Taiwan for the Holidays - Have You Ever Tasted Bell Fruit?

Since Taiwan is located in a tropical climate, I looked forward to trying new varieties of fruit during our six-week visit. One of the Taiwanese friends we met at church on our first Sunday suggested several fruits we should look for at the store. What did they look like? Could we even find them?

My husband was thrilled to discover a pear-shaped fruit he remembered from his childhood years in Taiwan. He called it a wax apple or bell fruit. In other countries, it goes by numerous other names: java apple, wax gambuor, samarang rose apple, or makopa.

We found a shrink-wrapped package of bell fruit at the local grocery store. Assuring me that it was a tasty treat, my husband bought it, brought it home, and took off the plastic wrap.

As with any new fruit, I was not quite sure what to do with it. My husband started preparing it.

First, he sliced it in half from top to bottom.

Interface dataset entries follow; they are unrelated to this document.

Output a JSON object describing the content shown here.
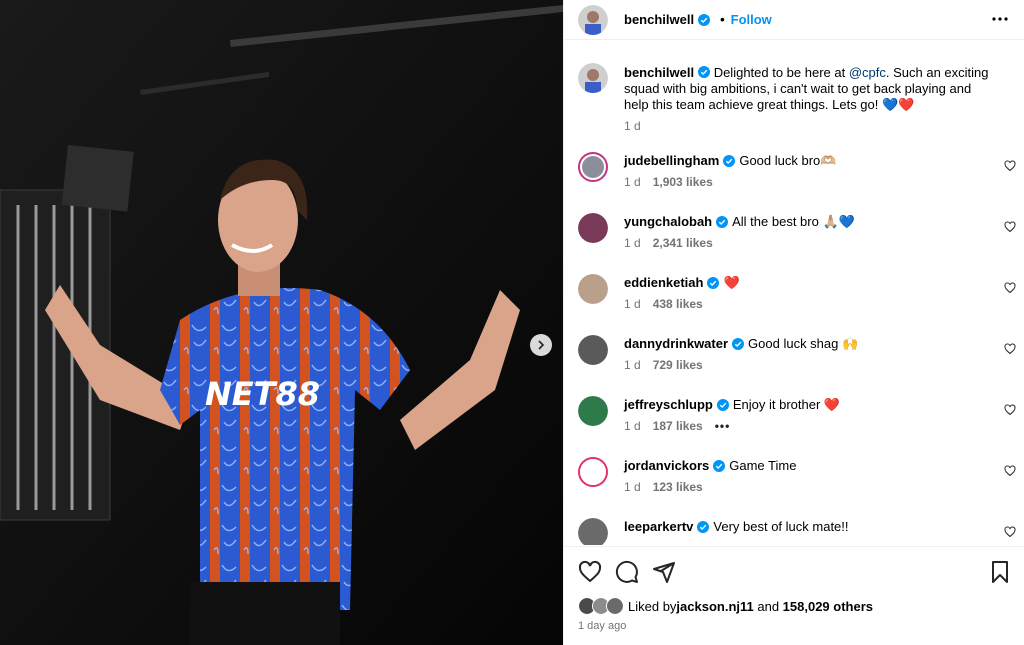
{
  "post": {
    "author": "benchilwell",
    "follow_label": "Follow",
    "dot": "•"
  },
  "caption": {
    "username": "benchilwell",
    "text_before": " Delighted to be here at ",
    "mention": "@cpfc",
    "text_after": ". Such an exciting squad with big ambitions, i can't wait to get back playing and help this team achieve great things. Lets go! 💙❤️",
    "time": "1 d"
  },
  "comments": [
    {
      "username": "judebellingham",
      "text": "Good luck bro🫶🏼",
      "time": "1 d",
      "likes": "1,903 likes",
      "avatar_color": "#8a8f9a"
    },
    {
      "username": "yungchalobah",
      "text": "All the best bro 🙏🏼💙",
      "time": "1 d",
      "likes": "2,341 likes",
      "avatar_color": "#7a3a5a"
    },
    {
      "username": "eddienketiah",
      "text": "❤️",
      "time": "1 d",
      "likes": "438 likes",
      "avatar_color": "#b8a08a"
    },
    {
      "username": "dannydrinkwater",
      "text": "Good luck shag 🙌",
      "time": "1 d",
      "likes": "729 likes",
      "avatar_color": "#5a5a5a"
    },
    {
      "username": "jeffreyschlupp",
      "text": "Enjoy it brother ❤️",
      "time": "1 d",
      "likes": "187 likes",
      "avatar_color": "#2f7a4a",
      "more": "•••"
    },
    {
      "username": "jordanvickors",
      "text": "Game Time",
      "time": "1 d",
      "likes": "123 likes",
      "avatar_color": "#ffffff"
    },
    {
      "username": "leeparkertv",
      "text": "Very best of luck mate!!",
      "time": "",
      "likes": "",
      "avatar_color": "#6a6a6a"
    }
  ],
  "footer": {
    "liked_prefix": "Liked by ",
    "liked_user": "jackson.nj11",
    "liked_mid": " and ",
    "liked_count": "158,029 others",
    "date": "1 day ago"
  },
  "colors": {
    "accent": "#0095f6",
    "verified": "#0095f6",
    "secondary_text": "#737373"
  },
  "icons": {
    "more": "more-horizontal-icon",
    "heart": "heart-outline-icon",
    "comment": "comment-icon",
    "share": "share-icon",
    "save": "bookmark-icon",
    "next": "chevron-right-icon"
  }
}
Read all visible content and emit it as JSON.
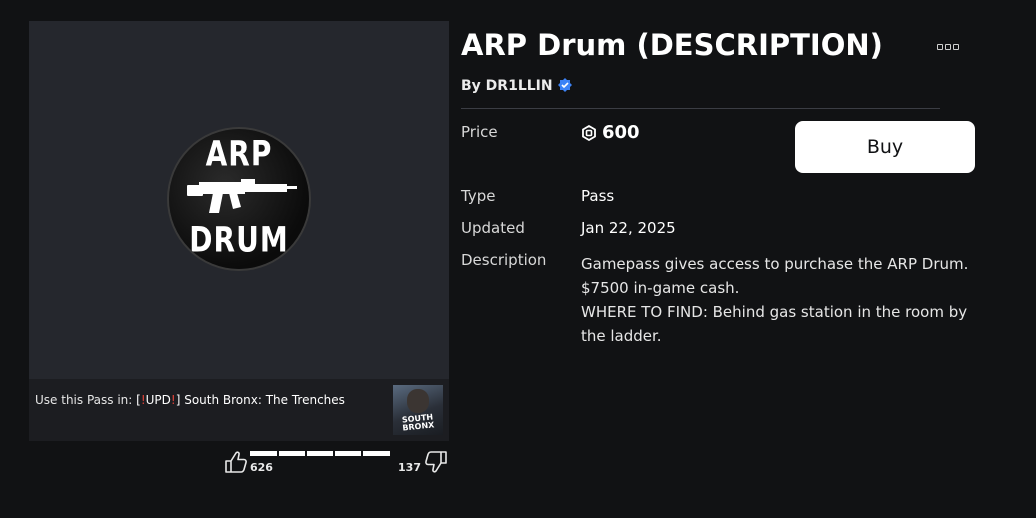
{
  "item": {
    "title": "ARP Drum (DESCRIPTION)",
    "by_prefix": "By",
    "creator": "DR1LLIN"
  },
  "thumbnail": {
    "top_text": "ARP",
    "bottom_text": "DRUM"
  },
  "usage": {
    "prefix": "Use this Pass in:",
    "bracket_open": "[",
    "bang": "!",
    "tag": "UPD",
    "bracket_close": "]",
    "game_name": "South Bronx: The Trenches",
    "game_thumb_text": "SOUTH BRONX"
  },
  "votes": {
    "up": "626",
    "down": "137"
  },
  "details": {
    "price_label": "Price",
    "price_value": "600",
    "type_label": "Type",
    "type_value": "Pass",
    "updated_label": "Updated",
    "updated_value": "Jan 22, 2025",
    "description_label": "Description",
    "description_lines": [
      "Gamepass gives access to purchase the ARP Drum.",
      "$7500 in-game cash.",
      "WHERE TO FIND: Behind gas station in the room by",
      "the ladder."
    ]
  },
  "actions": {
    "buy_label": "Buy"
  },
  "icons": {
    "verified": "verified-badge-icon",
    "robux": "robux-icon",
    "more": "more-options-icon",
    "thumbs_up": "thumbs-up-icon",
    "thumbs_down": "thumbs-down-icon"
  },
  "colors": {
    "background": "#111214",
    "panel": "#25272d",
    "verified": "#3b82f6",
    "warn": "#e5433a",
    "buy_button": "#ffffff"
  }
}
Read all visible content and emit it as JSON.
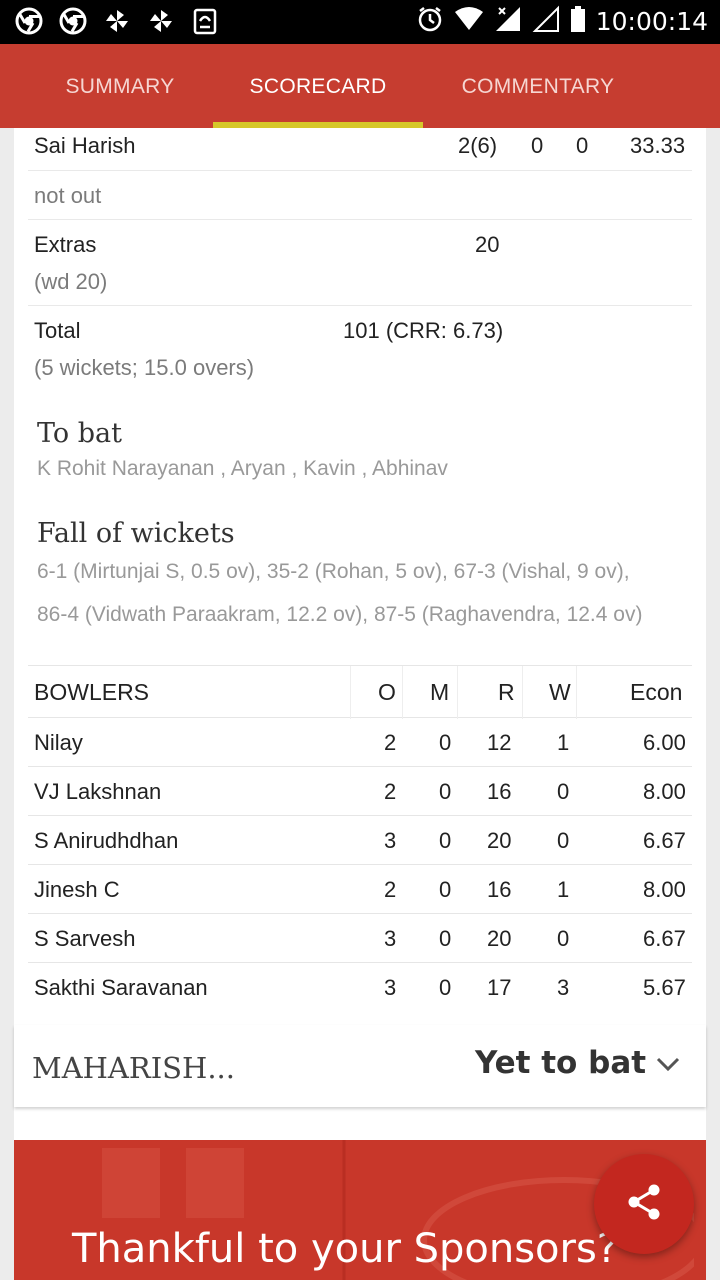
{
  "status_bar": {
    "time": "10:00:14",
    "left_icons": [
      "chrome-icon",
      "chrome-icon",
      "pinwheel-icon",
      "pinwheel-icon",
      "clipboard-icon"
    ],
    "right_icons": [
      "alarm-icon",
      "wifi-icon",
      "signal-icon",
      "signal-empty-icon",
      "battery-icon"
    ]
  },
  "tabs": [
    {
      "label": "SUMMARY"
    },
    {
      "label": "SCORECARD"
    },
    {
      "label": "COMMENTARY"
    }
  ],
  "active_tab": "SCORECARD",
  "accent_color": "#c63d30",
  "tab_indicator_color": "#d6c72a",
  "batsman": {
    "name": "Sai Harish",
    "runs_balls": "2(6)",
    "fours": "0",
    "sixes": "0",
    "strike_rate": "33.33",
    "dismissal": "not out"
  },
  "extras": {
    "label": "Extras",
    "detail": "(wd 20)",
    "value": "20"
  },
  "total": {
    "label": "Total",
    "detail": "(5 wickets; 15.0 overs)",
    "value": "101 (CRR: 6.73)"
  },
  "to_bat": {
    "heading": "To bat",
    "players": "K Rohit Narayanan , Aryan , Kavin , Abhinav"
  },
  "fall_of_wickets": {
    "heading": "Fall of wickets",
    "line1": "6-1 (Mirtunjai S, 0.5 ov), 35-2 (Rohan, 5 ov), 67-3 (Vishal, 9 ov),",
    "line2": "86-4 (Vidwath Paraakram, 12.2 ov), 87-5 (Raghavendra, 12.4 ov)"
  },
  "bowlers": {
    "headers": {
      "name": "BOWLERS",
      "o": "O",
      "m": "M",
      "r": "R",
      "w": "W",
      "econ": "Econ"
    },
    "rows": [
      {
        "name": "Nilay",
        "o": "2",
        "m": "0",
        "r": "12",
        "w": "1",
        "econ": "6.00"
      },
      {
        "name": "VJ Lakshnan",
        "o": "2",
        "m": "0",
        "r": "16",
        "w": "0",
        "econ": "8.00"
      },
      {
        "name": "S Anirudhdhan",
        "o": "3",
        "m": "0",
        "r": "20",
        "w": "0",
        "econ": "6.67"
      },
      {
        "name": "Jinesh C",
        "o": "2",
        "m": "0",
        "r": "16",
        "w": "1",
        "econ": "8.00"
      },
      {
        "name": "S Sarvesh",
        "o": "3",
        "m": "0",
        "r": "20",
        "w": "0",
        "econ": "6.67"
      },
      {
        "name": "Sakthi Saravanan",
        "o": "3",
        "m": "0",
        "r": "17",
        "w": "3",
        "econ": "5.67"
      }
    ]
  },
  "second_team": {
    "name": "MAHARISH...",
    "status": "Yet to bat"
  },
  "sponsor": {
    "text": "Thankful to your Sponsors?"
  }
}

Inside, we could see the seeds and core. There was a hollow area near the bottom of the fruit. Much of the flesh looked very similar to an apple or pear, but the outer edges had a slight green tinge.

My husband removed the core just as he would from a pear. He carved out the round section with seeds near the base as well as the skinny area just above it.

Finally, he cut off the hollow area at the bottom of the bell fruit.

After handing half of it to me, he eagerly bit into the other piece and relished the sweet, juicy flavor.

Expecting it to be similar to a pear, I followed suit. Both the texture and taste of the fruit surprised me. It was crisper than a pear and juicier than an apple. The flavor was not quite as sweet as either of those more familiar fruit. It was reminiscent of apple combined with celery, as in a Waldorf salad. I quickly finished off the delicious fruit.

When the girls entered the room moments later, my husband prepared another bell fruit for them to sample. They eagerly bit into it, enjoyed the sweet taste, then attempted to identify the flavor. Was it more like celery, grass, chocolate, or star fruit?

During our six weeks in Taiwan, we tried several new fruits, but this was undoubtedly a favorite. We enjoyed it throughout our visit and miss it now that we are back in the US.